As Division I men’s and women’s basketball kick off this week, one conference won’t be on the hardwood. “The Ivy League Council of Presidents has decided that league schools will not conduct intercollegiate athletics competition in winter sports during the 2020-’21 season,” read the announcement. It was a unanimous decision prompted by the current increasing rates of COVID-19.

While it wasn’t a big surprise and everyone understands the rationale, it still came as a huge disappointment. In her 39th season as the head women’s basketball coach at Harvard University, Kathy Delaney-Smith has seen pretty much everything, but this is unprecedented. While the seniors have another year of eligibility, the fact that the Ivy League doesn’t have athletic scholarships means the three seniors who chose to enroll this year will either use that year to get a graduate school scholarship elsewhere or they’ll move into their careers.

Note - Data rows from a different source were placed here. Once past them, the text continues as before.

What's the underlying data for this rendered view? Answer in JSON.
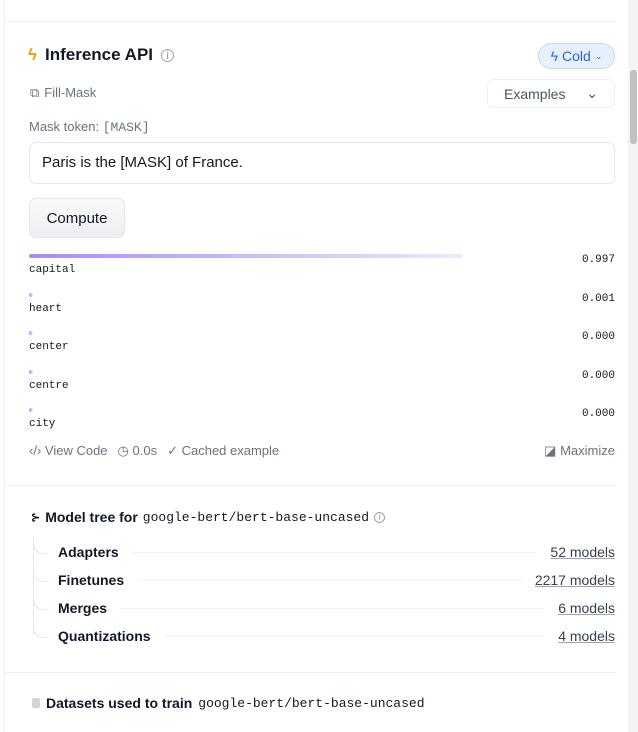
{
  "inference": {
    "title": "Inference API",
    "status": "Cold",
    "task": "Fill-Mask",
    "examples_label": "Examples",
    "mask_label": "Mask token:",
    "mask_token": "[MASK]",
    "input_value": "Paris is the [MASK] of France.",
    "compute_label": "Compute",
    "results": [
      {
        "label": "capital",
        "score": "0.997",
        "fraction": 0.997
      },
      {
        "label": "heart",
        "score": "0.001",
        "fraction": 0.001
      },
      {
        "label": "center",
        "score": "0.000",
        "fraction": 0
      },
      {
        "label": "centre",
        "score": "0.000",
        "fraction": 0
      },
      {
        "label": "city",
        "score": "0.000",
        "fraction": 0
      }
    ],
    "view_code": "View Code",
    "time": "0.0s",
    "cached": "Cached example",
    "maximize": "Maximize",
    "bar_color": "#a78bfa"
  },
  "model_tree": {
    "title": "Model tree for",
    "model": "google-bert/bert-base-uncased",
    "items": [
      {
        "name": "Adapters",
        "count": "52 models"
      },
      {
        "name": "Finetunes",
        "count": "2217 models"
      },
      {
        "name": "Merges",
        "count": "6 models"
      },
      {
        "name": "Quantizations",
        "count": "4 models"
      }
    ]
  },
  "datasets": {
    "title": "Datasets used to train",
    "model": "google-bert/bert-base-uncased"
  }
}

“The sad part is they have all lost their senior year at Harvard,” said Delaney-Smith. “I’ve been on phone with each one of them, talking with them and telling them that we’ll help them move forward. One has already been signed.”

Harvard only invited first-year students to campus for the fall semester, and the team’s three first-year players who chose to enroll have been training within the guidelines. To keep the other players motivated and looking toward the 2021-’22 season, Delaney-Smith and her staff are in consistent communication with them.

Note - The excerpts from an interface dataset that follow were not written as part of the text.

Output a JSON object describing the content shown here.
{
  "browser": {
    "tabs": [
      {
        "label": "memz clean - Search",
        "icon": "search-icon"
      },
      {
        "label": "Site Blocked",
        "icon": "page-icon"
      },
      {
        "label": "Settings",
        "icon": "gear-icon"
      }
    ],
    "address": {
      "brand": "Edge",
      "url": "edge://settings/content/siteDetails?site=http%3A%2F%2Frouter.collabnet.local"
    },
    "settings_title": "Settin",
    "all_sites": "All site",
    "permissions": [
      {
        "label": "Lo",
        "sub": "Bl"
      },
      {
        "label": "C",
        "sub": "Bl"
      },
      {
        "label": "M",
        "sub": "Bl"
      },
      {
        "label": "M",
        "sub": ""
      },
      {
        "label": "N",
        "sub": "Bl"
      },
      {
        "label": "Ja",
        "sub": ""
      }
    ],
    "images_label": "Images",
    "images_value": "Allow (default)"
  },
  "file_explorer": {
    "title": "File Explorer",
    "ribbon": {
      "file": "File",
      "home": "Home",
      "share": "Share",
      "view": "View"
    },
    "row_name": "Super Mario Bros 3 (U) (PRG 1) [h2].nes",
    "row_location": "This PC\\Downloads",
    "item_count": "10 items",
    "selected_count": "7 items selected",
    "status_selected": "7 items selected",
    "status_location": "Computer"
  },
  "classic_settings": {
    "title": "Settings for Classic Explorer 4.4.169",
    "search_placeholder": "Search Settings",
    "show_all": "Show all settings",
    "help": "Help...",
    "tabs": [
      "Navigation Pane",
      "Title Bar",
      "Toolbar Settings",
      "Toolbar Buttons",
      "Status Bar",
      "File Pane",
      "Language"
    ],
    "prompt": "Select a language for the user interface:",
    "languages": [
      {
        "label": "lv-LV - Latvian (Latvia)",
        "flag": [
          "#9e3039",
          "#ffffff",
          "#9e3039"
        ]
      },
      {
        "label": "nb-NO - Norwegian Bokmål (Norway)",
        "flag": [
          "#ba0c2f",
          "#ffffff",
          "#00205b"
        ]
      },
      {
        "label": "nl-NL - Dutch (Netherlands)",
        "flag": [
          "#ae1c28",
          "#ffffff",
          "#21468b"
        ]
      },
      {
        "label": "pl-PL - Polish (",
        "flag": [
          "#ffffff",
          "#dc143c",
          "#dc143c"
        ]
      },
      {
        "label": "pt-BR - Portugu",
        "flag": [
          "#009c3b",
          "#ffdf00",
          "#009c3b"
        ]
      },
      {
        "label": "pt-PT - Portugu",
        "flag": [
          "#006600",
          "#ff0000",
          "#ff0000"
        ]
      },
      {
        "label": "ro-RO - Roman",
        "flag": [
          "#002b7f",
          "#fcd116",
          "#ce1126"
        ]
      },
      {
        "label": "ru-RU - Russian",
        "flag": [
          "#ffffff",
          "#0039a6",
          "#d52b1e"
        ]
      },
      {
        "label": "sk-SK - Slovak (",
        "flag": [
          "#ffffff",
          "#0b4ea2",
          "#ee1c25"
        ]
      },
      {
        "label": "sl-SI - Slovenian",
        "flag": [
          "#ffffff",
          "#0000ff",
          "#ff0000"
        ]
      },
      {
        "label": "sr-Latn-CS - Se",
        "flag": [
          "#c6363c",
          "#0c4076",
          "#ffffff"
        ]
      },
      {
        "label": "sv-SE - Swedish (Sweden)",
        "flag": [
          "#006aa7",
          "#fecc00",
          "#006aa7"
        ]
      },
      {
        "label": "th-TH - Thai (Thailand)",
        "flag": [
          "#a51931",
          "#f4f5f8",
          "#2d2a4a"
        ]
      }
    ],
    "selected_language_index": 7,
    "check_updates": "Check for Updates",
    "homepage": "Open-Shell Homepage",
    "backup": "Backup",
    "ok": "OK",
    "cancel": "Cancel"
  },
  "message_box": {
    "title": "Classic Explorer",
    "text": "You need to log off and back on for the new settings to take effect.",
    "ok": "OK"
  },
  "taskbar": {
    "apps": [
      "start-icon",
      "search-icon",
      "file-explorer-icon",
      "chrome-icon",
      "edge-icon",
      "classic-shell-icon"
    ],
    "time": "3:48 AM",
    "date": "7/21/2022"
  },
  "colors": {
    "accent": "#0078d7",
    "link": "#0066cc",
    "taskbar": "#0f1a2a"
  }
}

“This is a time when I believe in the mental game and working on all your mental skills,” said Delaney-Smith. “We’re using our program and our sport as a classroom.”

Princeton University women’s basketball coach Carla Berube said she is sad and a bit heartbroken for her players and staff but knows the Ivy League presidents made a well thought out decision. “It’s tough, especially for our three seniors, who won’t wear the Princeton jersey again,” said Berube.

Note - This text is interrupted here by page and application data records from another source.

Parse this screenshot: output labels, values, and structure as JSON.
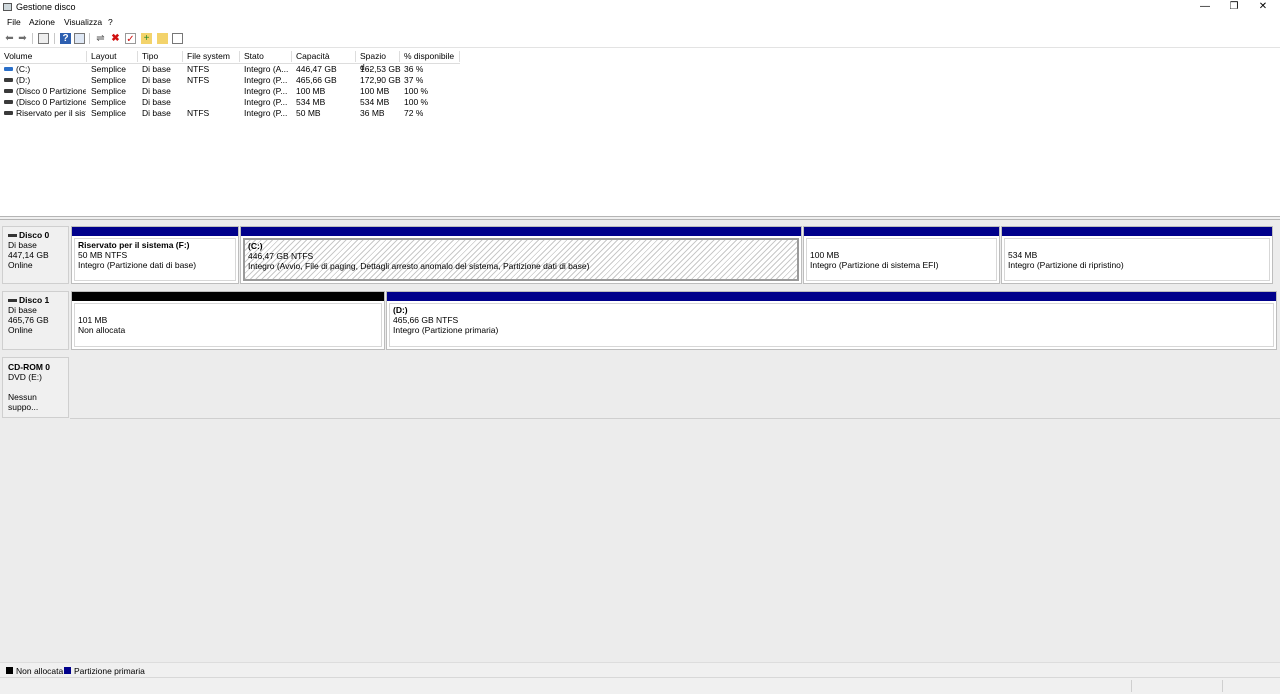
{
  "window": {
    "title": "Gestione disco",
    "min": "—",
    "max": "❐",
    "close": "✕"
  },
  "menu": [
    "File",
    "Azione",
    "Visualizza",
    "?"
  ],
  "toolbar": [
    "back-icon",
    "forward-icon",
    "properties-icon",
    "help-icon",
    "console-icon",
    "connect-icon",
    "delete-icon",
    "check-icon",
    "folder-new-icon",
    "folder-open-icon",
    "view-icon"
  ],
  "columns": [
    "Volume",
    "Layout",
    "Tipo",
    "File system",
    "Stato",
    "Capacità",
    "Spazio d...",
    "% disponibile"
  ],
  "volumes": [
    {
      "icon": "blue",
      "volume": "(C:)",
      "layout": "Semplice",
      "tipo": "Di base",
      "fs": "NTFS",
      "stato": "Integro (A...",
      "capacita": "446,47 GB",
      "spazio": "162,53 GB",
      "perc": "36 %"
    },
    {
      "icon": "dark",
      "volume": "(D:)",
      "layout": "Semplice",
      "tipo": "Di base",
      "fs": "NTFS",
      "stato": "Integro (P...",
      "capacita": "465,66 GB",
      "spazio": "172,90 GB",
      "perc": "37 %"
    },
    {
      "icon": "dark",
      "volume": "(Disco 0 Partizione...",
      "layout": "Semplice",
      "tipo": "Di base",
      "fs": "",
      "stato": "Integro (P...",
      "capacita": "100 MB",
      "spazio": "100 MB",
      "perc": "100 %"
    },
    {
      "icon": "dark",
      "volume": "(Disco 0 Partizione...",
      "layout": "Semplice",
      "tipo": "Di base",
      "fs": "",
      "stato": "Integro (P...",
      "capacita": "534 MB",
      "spazio": "534 MB",
      "perc": "100 %"
    },
    {
      "icon": "dark",
      "volume": "Riservato per il sist...",
      "layout": "Semplice",
      "tipo": "Di base",
      "fs": "NTFS",
      "stato": "Integro (P...",
      "capacita": "50 MB",
      "spazio": "36 MB",
      "perc": "72 %"
    }
  ],
  "disks": {
    "disk0": {
      "name": "Disco 0",
      "type": "Di base",
      "size": "447,14 GB",
      "status": "Online",
      "partitions": {
        "p1": {
          "name": "Riservato per il sistema  (F:)",
          "size": "50 MB NTFS",
          "status": "Integro (Partizione dati di base)"
        },
        "p2": {
          "name": "(C:)",
          "size": "446,47 GB NTFS",
          "status": "Integro (Avvio, File di paging, Dettagli arresto anomalo del sistema, Partizione dati di base)"
        },
        "p3": {
          "size": "100 MB",
          "status": "Integro (Partizione di sistema EFI)"
        },
        "p4": {
          "size": "534 MB",
          "status": "Integro (Partizione di ripristino)"
        }
      }
    },
    "disk1": {
      "name": "Disco 1",
      "type": "Di base",
      "size": "465,76 GB",
      "status": "Online",
      "partitions": {
        "p1": {
          "size": "101 MB",
          "status": "Non allocata"
        },
        "p2": {
          "name": "(D:)",
          "size": "465,66 GB NTFS",
          "status": "Integro (Partizione primaria)"
        }
      }
    },
    "cdrom0": {
      "name": "CD-ROM 0",
      "type": "DVD (E:)",
      "status": "Nessun suppo..."
    }
  },
  "legend": {
    "unallocated": {
      "label": "Non allocata",
      "color": "#000000"
    },
    "primary": {
      "label": "Partizione primaria",
      "color": "#00008b"
    }
  }
}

This semester, Princeton undergraduates have been on remote learning, so the team was not training together. She assumes if the seniors choose to use their final year of eligibility, they will do it somewhere they can get an athletic scholarship. The team has not been together since March and all communication has been via Zoom calls or Facetime. This season, the team will likely watch film together and individually. The coaching staff will give the players skills and drills to work on.

“We have a pretty driven, highly motivated crew,” said Berube. “They’re going to work really hard to get better and use this time wisely to elevate their games and be ready to go when we get back together, probably next September.”